The 2x4s used to support the edges also supported some 1/4″ cement board that didn’t go all the way to the bottom. When the pressure increased from the water, it would literally run under the sharp edge of the cement board and run the risk of puncturing the liner again.
I removed everything, but kept the liner in case we needed later.I excavated the area until it was flat and added some topsoil to smooth out the base. Next, I took 4x4s and cemented them into the four corners. I wasn’t able to sink them into the ground, so I could only pour about 2″ of cement around each of the four posts.
I then built a frame for the pond walls out of pressure treated 2x4s. I also purchased some “sound-proofing” panels that worked perfect for the underlayment. I used cement board for the walls AND floor and then applied the underlayment.
Since I was planning to go from the original waterfall location to the second pond, I built a platform into the pond to support the structure that would move the water. I also used the underlayment and duct tape to make sure there were no hard edges.
I purchased a new pond liner and spread it out . I stapled it to the 2×4 walls on the opposite side of the water and filled it up. It held the water perfectly with no leaks. I also reinforced the the side next to the new faux-retaining wall to support the rocks.
At some point during this process, I managed to fall and throw my back out. I was unable to work on it for about a month because I literally couldn’t move.
Also, the heat was so bad that I could only work on it at night.
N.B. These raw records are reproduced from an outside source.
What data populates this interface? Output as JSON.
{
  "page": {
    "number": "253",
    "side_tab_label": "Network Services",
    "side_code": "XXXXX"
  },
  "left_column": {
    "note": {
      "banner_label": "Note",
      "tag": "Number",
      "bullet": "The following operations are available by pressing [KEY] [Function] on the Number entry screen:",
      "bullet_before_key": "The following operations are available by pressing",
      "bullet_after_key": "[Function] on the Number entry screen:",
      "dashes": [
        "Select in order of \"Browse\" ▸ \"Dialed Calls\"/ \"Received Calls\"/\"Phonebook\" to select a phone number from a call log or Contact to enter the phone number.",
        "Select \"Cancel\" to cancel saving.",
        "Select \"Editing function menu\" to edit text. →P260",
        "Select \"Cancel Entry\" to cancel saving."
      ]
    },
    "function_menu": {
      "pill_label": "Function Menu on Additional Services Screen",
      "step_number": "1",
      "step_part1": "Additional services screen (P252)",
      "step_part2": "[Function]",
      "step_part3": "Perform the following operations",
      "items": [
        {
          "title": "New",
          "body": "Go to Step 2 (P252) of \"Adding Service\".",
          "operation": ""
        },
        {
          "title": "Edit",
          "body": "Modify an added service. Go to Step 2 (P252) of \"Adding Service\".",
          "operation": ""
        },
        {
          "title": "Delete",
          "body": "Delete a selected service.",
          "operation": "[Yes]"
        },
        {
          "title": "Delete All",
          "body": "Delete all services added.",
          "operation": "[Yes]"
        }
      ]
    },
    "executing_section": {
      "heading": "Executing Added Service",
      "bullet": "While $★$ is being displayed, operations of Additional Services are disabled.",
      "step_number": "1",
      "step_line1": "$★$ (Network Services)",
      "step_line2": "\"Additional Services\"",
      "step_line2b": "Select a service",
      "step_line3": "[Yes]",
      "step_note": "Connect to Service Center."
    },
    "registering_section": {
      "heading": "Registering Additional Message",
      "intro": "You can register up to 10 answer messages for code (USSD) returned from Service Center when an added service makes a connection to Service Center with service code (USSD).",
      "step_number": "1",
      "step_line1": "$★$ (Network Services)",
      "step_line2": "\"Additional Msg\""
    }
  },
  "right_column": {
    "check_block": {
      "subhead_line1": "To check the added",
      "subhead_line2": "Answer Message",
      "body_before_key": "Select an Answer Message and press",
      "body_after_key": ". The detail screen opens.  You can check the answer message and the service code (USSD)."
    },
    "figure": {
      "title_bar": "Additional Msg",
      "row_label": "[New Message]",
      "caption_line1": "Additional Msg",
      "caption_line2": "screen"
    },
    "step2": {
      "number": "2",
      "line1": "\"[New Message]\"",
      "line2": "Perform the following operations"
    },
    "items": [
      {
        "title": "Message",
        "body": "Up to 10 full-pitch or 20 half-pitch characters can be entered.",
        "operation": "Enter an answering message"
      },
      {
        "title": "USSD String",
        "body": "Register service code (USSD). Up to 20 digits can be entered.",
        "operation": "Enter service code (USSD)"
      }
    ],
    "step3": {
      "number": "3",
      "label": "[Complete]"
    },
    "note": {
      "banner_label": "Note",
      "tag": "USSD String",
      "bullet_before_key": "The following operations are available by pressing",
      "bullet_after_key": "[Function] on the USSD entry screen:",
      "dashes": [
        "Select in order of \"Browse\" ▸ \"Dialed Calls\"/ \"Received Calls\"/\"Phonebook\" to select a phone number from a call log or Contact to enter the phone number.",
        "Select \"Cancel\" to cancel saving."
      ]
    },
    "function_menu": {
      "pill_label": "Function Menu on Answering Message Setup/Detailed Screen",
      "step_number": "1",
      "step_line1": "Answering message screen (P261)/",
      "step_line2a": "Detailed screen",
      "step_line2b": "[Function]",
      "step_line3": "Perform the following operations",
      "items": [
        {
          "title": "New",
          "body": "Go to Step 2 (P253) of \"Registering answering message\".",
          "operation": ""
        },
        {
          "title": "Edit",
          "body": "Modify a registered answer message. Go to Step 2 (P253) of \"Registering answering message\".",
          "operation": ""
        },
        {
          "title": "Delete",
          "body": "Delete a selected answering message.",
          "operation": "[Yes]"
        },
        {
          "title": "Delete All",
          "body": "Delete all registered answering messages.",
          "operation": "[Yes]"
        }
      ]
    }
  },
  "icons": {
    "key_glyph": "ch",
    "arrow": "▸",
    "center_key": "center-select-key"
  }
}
And since I was having to lift and move a lot of heavy rocks by myself, progress was slow.